    Poldark star Heida Reed

    'I don't think a single bodice gets ripped'
    The difference between America and Israel? There isn’t one

    The difference between America and Israel? There isn’t one

    Netanyahu knows he can get away with anything in America, says Robert Fisk
    Families clubbing together to build their own affordable accommodation

    Do It Yourself approach to securing a new house

    Community land trusts marking a new trend for taking the initiative away from developers
    Head of WWF UK: We didn’t send Cameron to the Arctic to see green ideas freeze

    David Nussbaum: We didn’t send Cameron to the Arctic to see green ideas freeze

    The head of WWF UK remains sanguine despite the Government’s failure to live up to its pledges on the environment
    Author Kazuo Ishiguro on being inspired by shoot-outs and samurai

    Author Kazuo Ishiguro on being inspired by shoot-outs and samurai

    Set in a mythologised 5th-century Britain, ‘The Buried Giant’ is a strange beast
    With money, corruption and drugs, this monk fears Buddhism in Thailand is a ‘poisoned fruit’

    Money, corruption and drugs

    The monk who fears Buddhism in Thailand is a ‘poisoned fruit’
    America's first slavery museum established at Django Unchained plantation - 150 years after slavery outlawed

    150 years after it was outlawed...

    ... America's first slavery museum is established in Louisiana
    Kelly Clarkson: How I snubbed Simon Cowell and become a Grammy-winning superstar

    Kelly Clarkson: How I snubbed Simon Cowell and become a Grammy-winning superstar

    The first 'American Idol' winner on how she manages to remain her own woman – Jane Austen fascination and all
    Tony Oursler on exploring our uneasy relationship with technology with his new show

    You won't believe your eyes

    Tony Oursler's new show explores our uneasy relationship with technology. He's one of a growing number of artists with that preoccupation
    Ian Herbert: Peter Moores must go. He should never have been brought back to fail again

    Moores must go. He should never have been brought back to fail again

    The England coach leaves players to find solutions - which makes you wonder where he adds value, says Ian Herbert
    War with Isis: Fears that the looming battle for Mosul will unleash 'a million refugees'

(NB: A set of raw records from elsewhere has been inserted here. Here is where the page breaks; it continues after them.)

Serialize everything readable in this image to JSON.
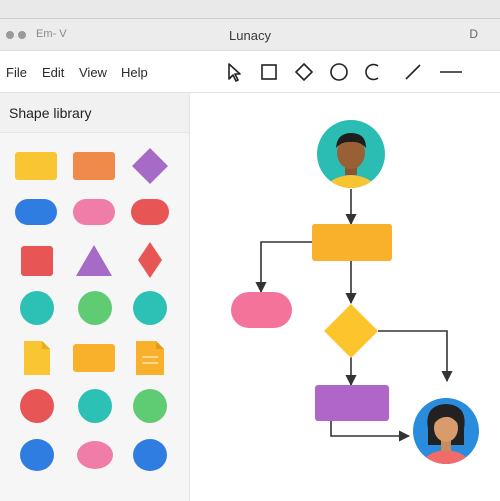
{
  "window": {
    "title": "Lunacy",
    "title_left": "Em- V",
    "title_right": "D"
  },
  "menu": {
    "file": "File",
    "edit": "Edit",
    "view": "View",
    "help": "Help"
  },
  "toolbar": {
    "tools": [
      "pointer-tool",
      "rectangle-tool",
      "diamond-tool",
      "ellipse-tool",
      "arc-tool",
      "line-tool",
      "divider-line-tool"
    ]
  },
  "sidebar": {
    "title": "Shape library",
    "shapes": [
      [
        "yellow rectangle",
        "orange rectangle",
        "purple diamond"
      ],
      [
        "blue pill",
        "pink pill",
        "red pill"
      ],
      [
        "red square",
        "purple triangle",
        "red diamond"
      ],
      [
        "teal circle",
        "green circle",
        "teal circle"
      ],
      [
        "yellow document",
        "orange rectangle",
        "orange document"
      ],
      [
        "red circle",
        "teal circle",
        "green circle"
      ],
      [
        "blue circle",
        "pink ellipse",
        "blue circle"
      ]
    ]
  },
  "colors": {
    "yellow": "#f9c532",
    "orange": "#f08a4b",
    "purple": "#a66ac7",
    "blue": "#2f7de1",
    "pink": "#f07ca8",
    "red": "#e85555",
    "teal": "#2cc1b4",
    "green": "#5fcb73",
    "flow_orange": "#f9b02a",
    "flow_pink": "#f4739a",
    "flow_yellow": "#fcc52b",
    "flow_purple": "#b066c8",
    "avatar_teal": "#2bbdb4",
    "avatar_blue": "#2a8cdc"
  }
}
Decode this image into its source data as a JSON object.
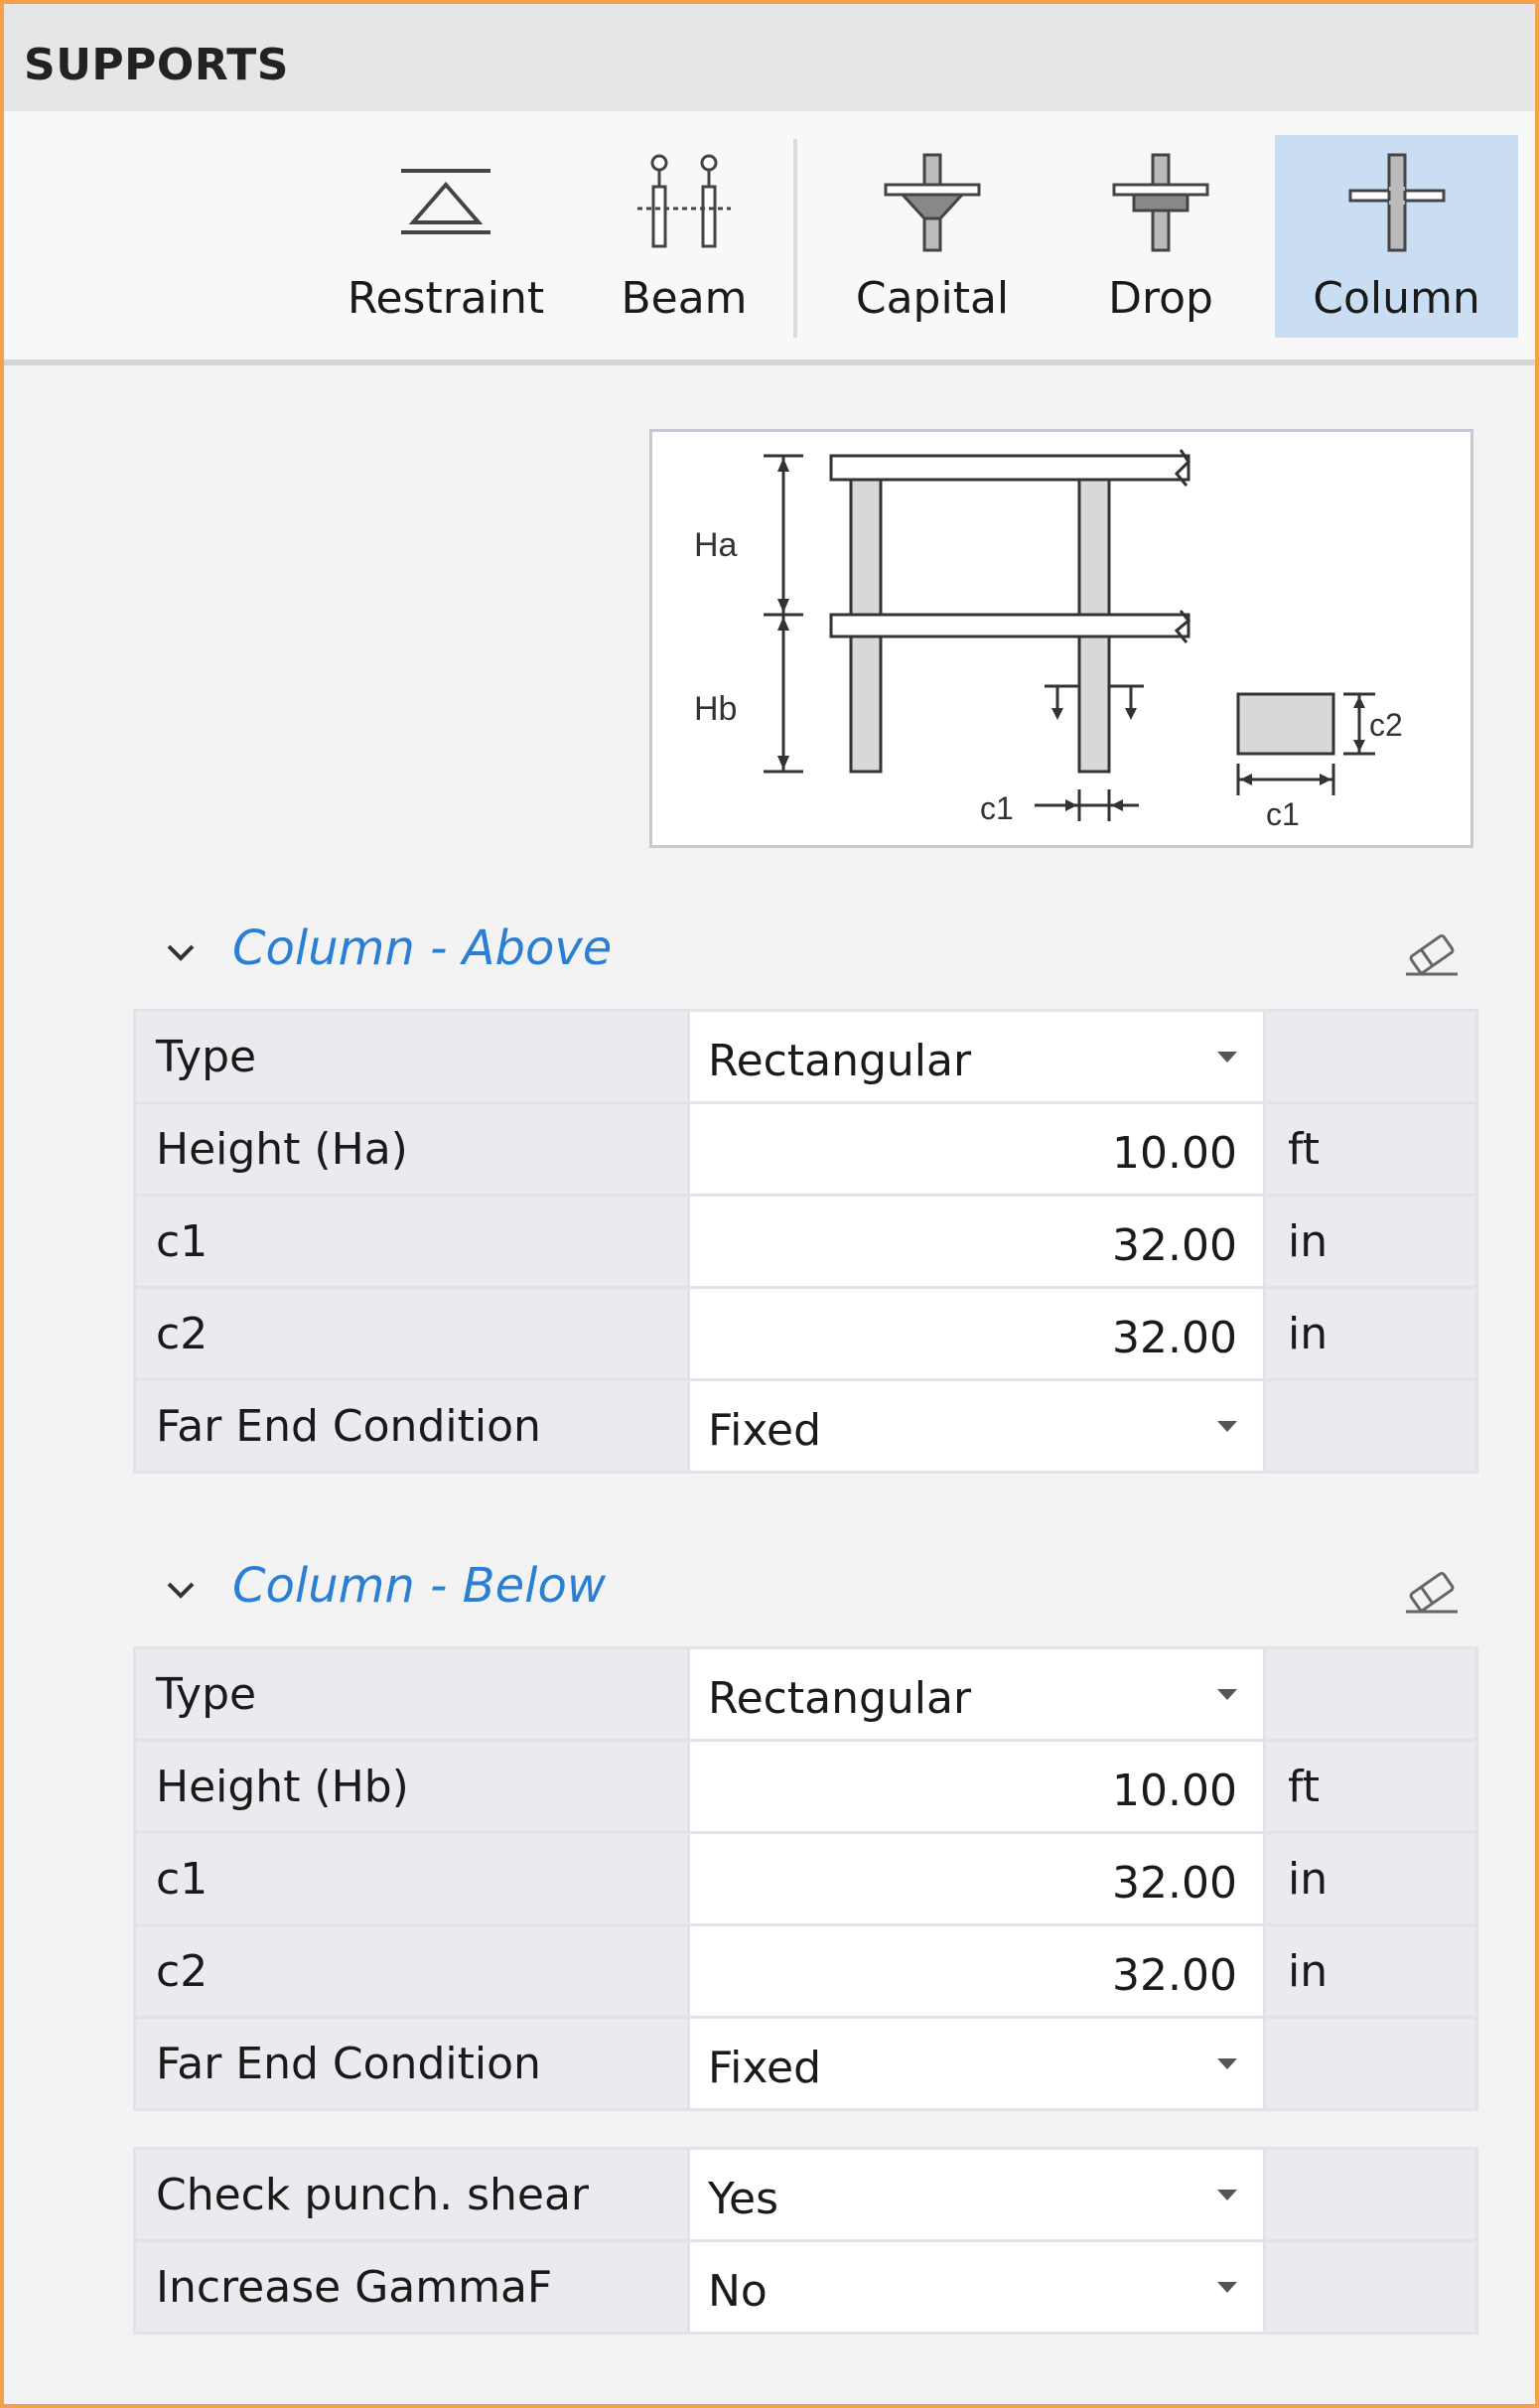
{
  "panel": {
    "title": "SUPPORTS"
  },
  "toolbar": {
    "restraint_label": "Restraint",
    "beam_label": "Beam",
    "capital_label": "Capital",
    "drop_label": "Drop",
    "column_label": "Column",
    "active": "Column"
  },
  "diagram": {
    "label_ha": "Ha",
    "label_hb": "Hb",
    "label_c1_bottom": "c1",
    "label_c1_section": "c1",
    "label_c2_section": "c2"
  },
  "column_above": {
    "title": "Column - Above",
    "rows": [
      {
        "label": "Type",
        "value": "Rectangular",
        "unit": ""
      },
      {
        "label": "Height (Ha)",
        "value": "10.00",
        "unit": "ft"
      },
      {
        "label": "c1",
        "value": "32.00",
        "unit": "in"
      },
      {
        "label": "c2",
        "value": "32.00",
        "unit": "in"
      },
      {
        "label": "Far End Condition",
        "value": "Fixed",
        "unit": ""
      }
    ]
  },
  "column_below": {
    "title": "Column - Below",
    "rows": [
      {
        "label": "Type",
        "value": "Rectangular",
        "unit": ""
      },
      {
        "label": "Height (Hb)",
        "value": "10.00",
        "unit": "ft"
      },
      {
        "label": "c1",
        "value": "32.00",
        "unit": "in"
      },
      {
        "label": "c2",
        "value": "32.00",
        "unit": "in"
      },
      {
        "label": "Far End Condition",
        "value": "Fixed",
        "unit": ""
      }
    ]
  },
  "options": {
    "rows": [
      {
        "label": "Check punch. shear",
        "value": "Yes"
      },
      {
        "label": "Increase GammaF",
        "value": "No"
      }
    ]
  },
  "icons": {
    "restraint": "restraint-icon",
    "beam": "beam-icon",
    "capital": "capital-icon",
    "drop": "drop-icon",
    "column": "column-icon",
    "expand": "chevron-down-icon",
    "clear": "eraser-icon",
    "dropdown": "caret-down-icon"
  },
  "colors": {
    "border": "#f5a04a",
    "active_tool": "#c9def3",
    "section_title": "#2a7fd4"
  }
}
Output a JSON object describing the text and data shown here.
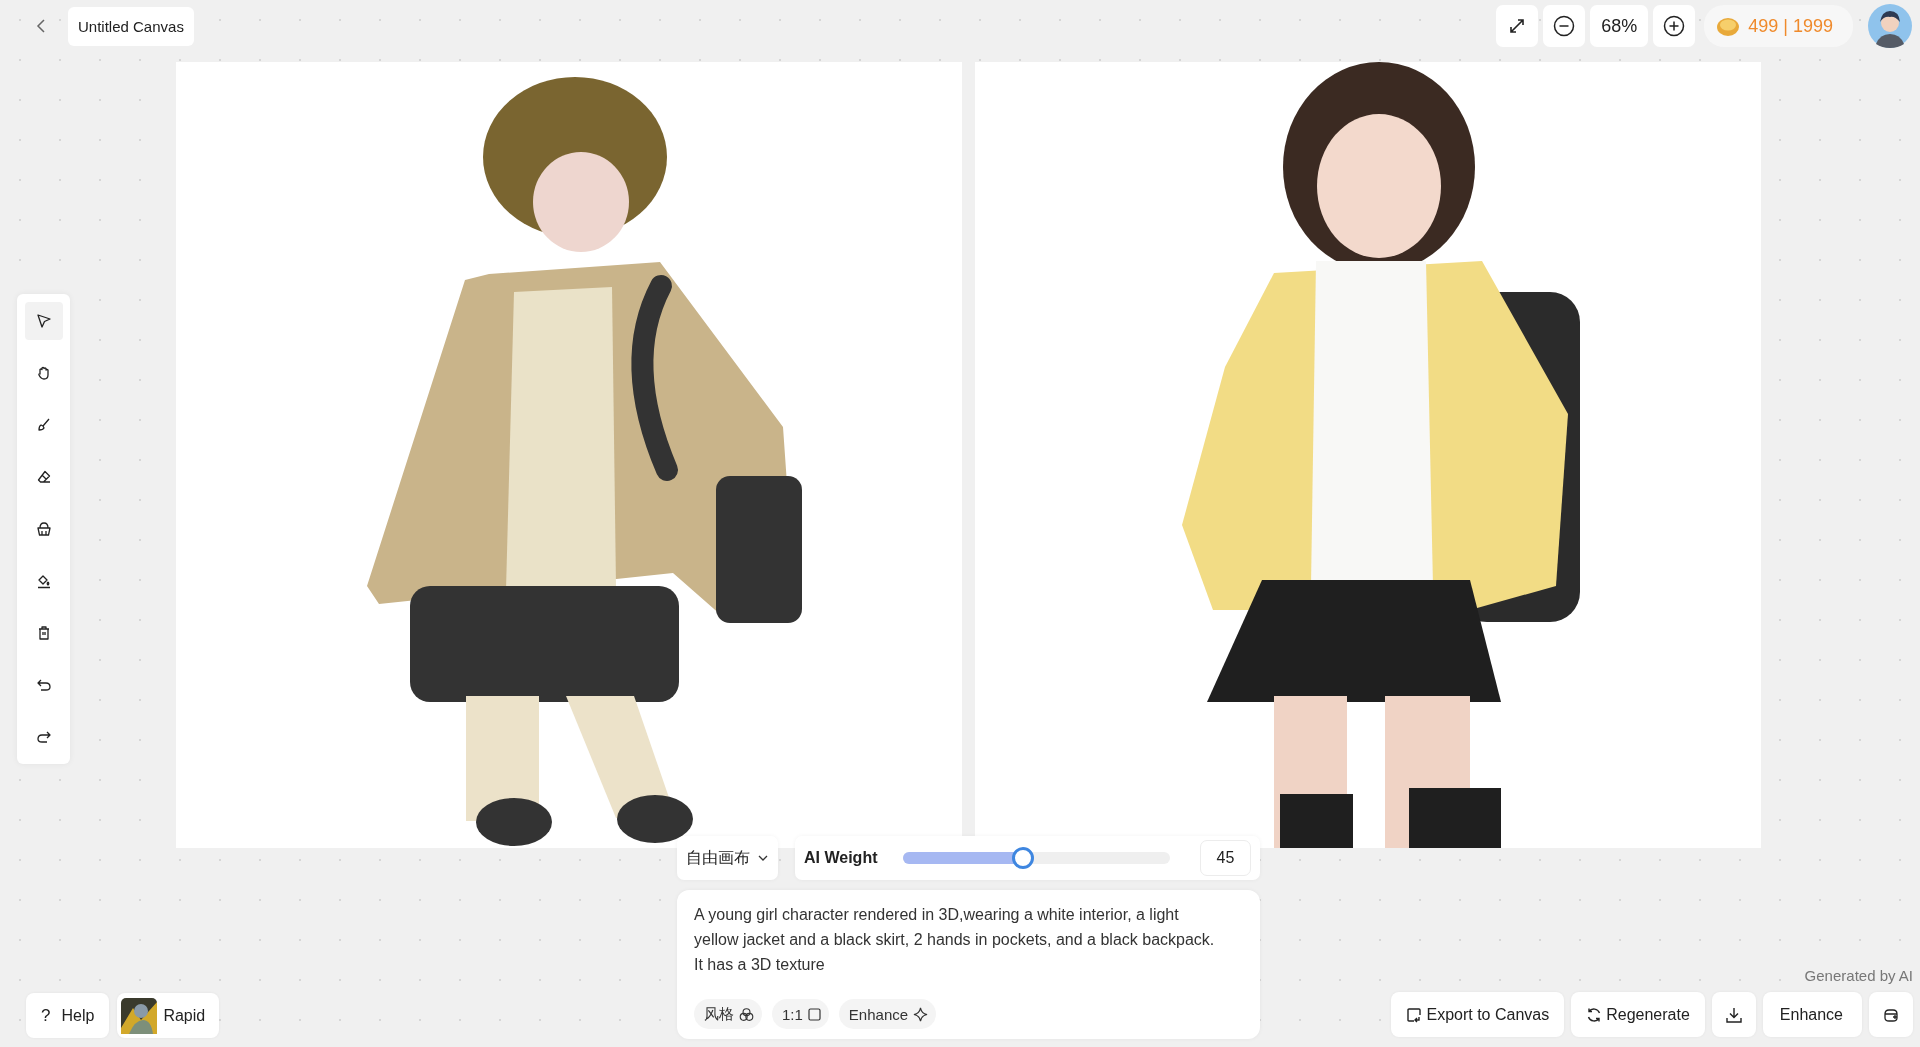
{
  "header": {
    "title": "Untitled Canvas",
    "zoom": "68%",
    "credits": "499 | 1999"
  },
  "tools": [
    {
      "kind": "select",
      "selected": true
    },
    {
      "kind": "hand",
      "selected": false
    },
    {
      "kind": "brush",
      "selected": false
    },
    {
      "kind": "eraser",
      "selected": false
    },
    {
      "kind": "basket",
      "selected": false
    },
    {
      "kind": "fill",
      "selected": false
    },
    {
      "kind": "trash",
      "selected": false
    },
    {
      "kind": "undo",
      "selected": false
    },
    {
      "kind": "redo",
      "selected": false
    }
  ],
  "mode": {
    "label": "自由画布"
  },
  "ai_weight": {
    "label": "AI Weight",
    "level": 0.45,
    "value": "45"
  },
  "prompt": {
    "text": "A young girl character rendered in 3D,wearing a white interior, a light yellow jacket and a black skirt, 2 hands in pockets, and a black backpack. It has a 3D texture",
    "chips": [
      {
        "kind": "style",
        "label": "风格"
      },
      {
        "kind": "ratio",
        "label": "1:1"
      },
      {
        "kind": "enhance",
        "label": "Enhance"
      }
    ]
  },
  "help": {
    "icon": "?",
    "label": "Help"
  },
  "model": {
    "label": "Rapid"
  },
  "note": "Generated by AI",
  "actions": [
    {
      "kind": "export",
      "label": "Export to Canvas"
    },
    {
      "kind": "regenerate",
      "label": "Regenerate"
    },
    {
      "kind": "download"
    },
    {
      "kind": "enhance",
      "label": "Enhance"
    },
    {
      "kind": "save"
    }
  ]
}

    The battle for Mosul will unleash 'a million refugees'

    Aid agencies prepare for vast exodus following planned Iraqi offensive against the Isis-held city, reports Patrick Cockburn